◆ **What needs to be done**: Without the pictures, set down exactly the lines from the one that contains "Enumerate this screenshot's" to the end of the entries, both included, and nothing besides.

◆ **Provided data**:
- - - - -

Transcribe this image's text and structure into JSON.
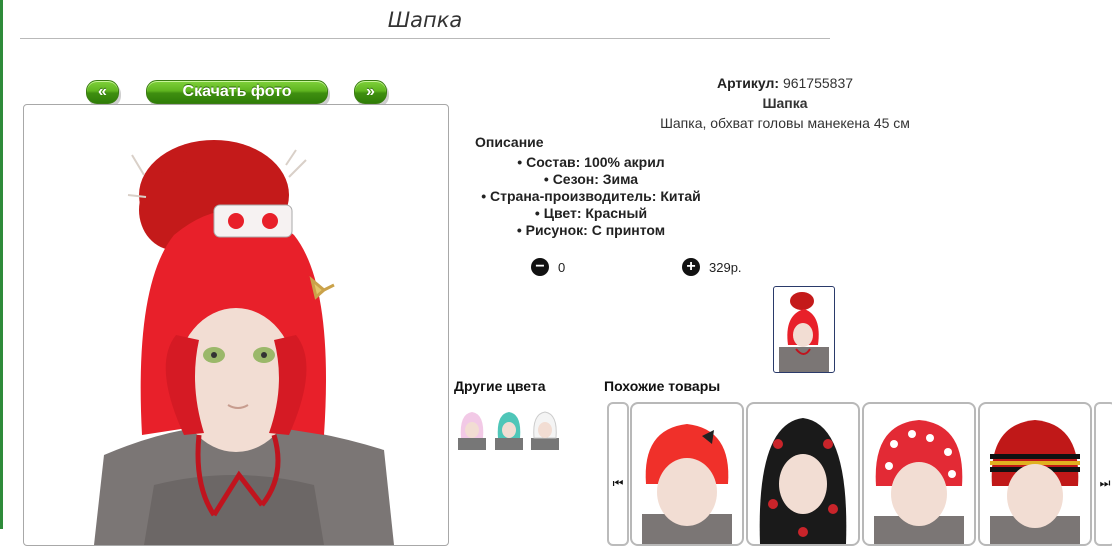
{
  "page": {
    "title": "Шапка"
  },
  "gallery": {
    "prev_label": "«",
    "download_label": "Скачать фото",
    "next_label": "»"
  },
  "product": {
    "article_label": "Артикул:",
    "article_value": "961755837",
    "name": "Шапка",
    "short_description": "Шапка, обхват головы манекена 45 см",
    "description_title": "Описание",
    "specs": [
      "Состав: 100% акрил",
      "Сезон: Зима",
      "Страна-производитель: Китай",
      "Цвет: Красный",
      "Рисунок: С принтом"
    ],
    "quantity": "0",
    "price": "329р.",
    "color": "#e8202a"
  },
  "other_colors": {
    "title": "Другие цвета",
    "items": [
      {
        "color": "#f2c9e6",
        "icon": "hat-pink"
      },
      {
        "color": "#4fc6b8",
        "icon": "hat-turquoise"
      },
      {
        "color": "#f4f4f4",
        "icon": "hat-white"
      }
    ]
  },
  "similar": {
    "title": "Похожие товары",
    "prev_icon": "arrow-left-icon",
    "next_icon": "arrow-right-icon",
    "prev_glyph": "⏮",
    "next_glyph": "⏭",
    "items": [
      {
        "icon": "hat-red-bow",
        "color": "#f0302a"
      },
      {
        "icon": "balaclava-black-mickey",
        "color": "#1a1a1a"
      },
      {
        "icon": "hat-red-polka",
        "color": "#e32a35"
      },
      {
        "icon": "hat-striped",
        "color": "#c01818"
      }
    ]
  }
}
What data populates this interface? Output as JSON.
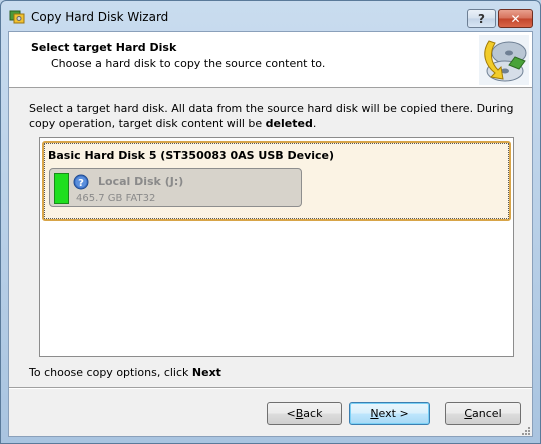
{
  "window": {
    "title": "Copy Hard Disk Wizard",
    "help_label": "?",
    "close_label": "✕"
  },
  "header": {
    "title": "Select target Hard Disk",
    "subtitle": "Choose a hard disk to copy the source content to."
  },
  "description": {
    "text": "Select a target hard disk. All data from the source hard disk will be copied there. During copy operation, target disk content will be ",
    "emphasis": "deleted",
    "end": "."
  },
  "disk": {
    "title": "Basic Hard Disk 5 (ST350083 0AS USB Device)",
    "partition": {
      "name": "Local Disk (J:)",
      "info": "465.7 GB FAT32",
      "icon": "question-icon",
      "usage_fraction": 1.0,
      "bar_color": "#1fdf1f"
    }
  },
  "hint": {
    "text": "To choose copy options, click ",
    "bold": "Next"
  },
  "buttons": {
    "back_prefix": "< ",
    "back_key": "B",
    "back_rest": "ack",
    "next_key": "N",
    "next_rest": "ext >",
    "cancel_key": "C",
    "cancel_rest": "ancel"
  }
}
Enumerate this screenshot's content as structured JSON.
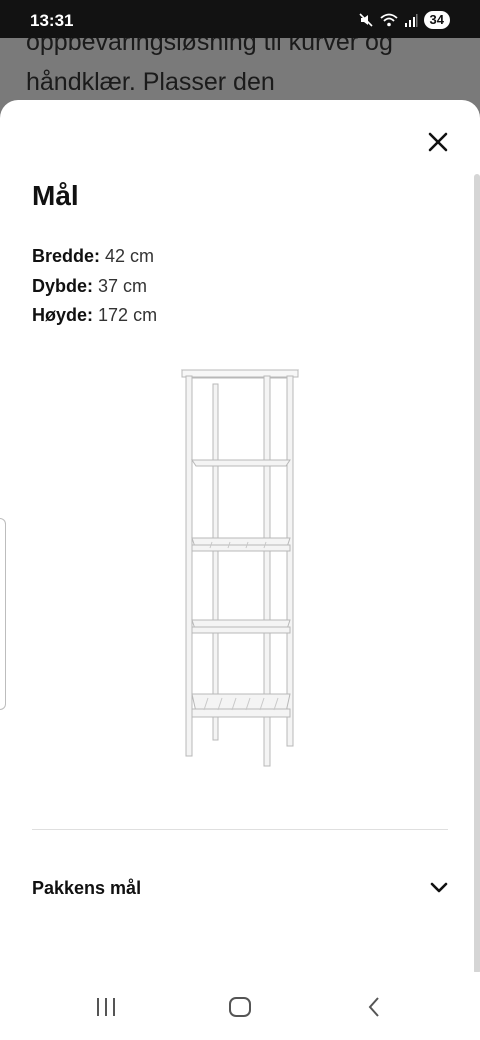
{
  "status_bar": {
    "time": "13:31",
    "battery": "34"
  },
  "background": {
    "description_text": "oppbevaringsløsning til kurver og håndklær. Plasser den"
  },
  "sheet": {
    "title": "Mål",
    "dimensions": [
      {
        "label": "Bredde:",
        "value": "42 cm"
      },
      {
        "label": "Dybde:",
        "value": "37 cm"
      },
      {
        "label": "Høyde:",
        "value": "172 cm"
      }
    ],
    "image_icon": "bathroom-shelf-unit-image",
    "package_section": {
      "label": "Pakkens mål",
      "icon": "chevron-down-icon"
    }
  },
  "colors": {
    "overlay": "#7a7a7a",
    "status_bar": "#121212",
    "text": "#111111"
  }
}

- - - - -

◆ **Written response**:
Enumerate this screenshot's content as structured JSON.
{
  "status_bar": {
    "time": "13:31",
    "battery": "34"
  },
  "background": {
    "description_text": "oppbevaringsløsning til kurver og håndklær. Plasser den"
  },
  "sheet": {
    "title": "Mål",
    "dimensions": [
      {
        "label": "Bredde:",
        "value": "42 cm"
      },
      {
        "label": "Dybde:",
        "value": "37 cm"
      },
      {
        "label": "Høyde:",
        "value": "172 cm"
      }
    ],
    "image_icon": "bathroom-shelf-unit-image",
    "package_section": {
      "label": "Pakkens mål",
      "icon": "chevron-down-icon"
    }
  },
  "colors": {
    "overlay": "#7a7a7a",
    "status_bar": "#121212",
    "text": "#111111"
  }
}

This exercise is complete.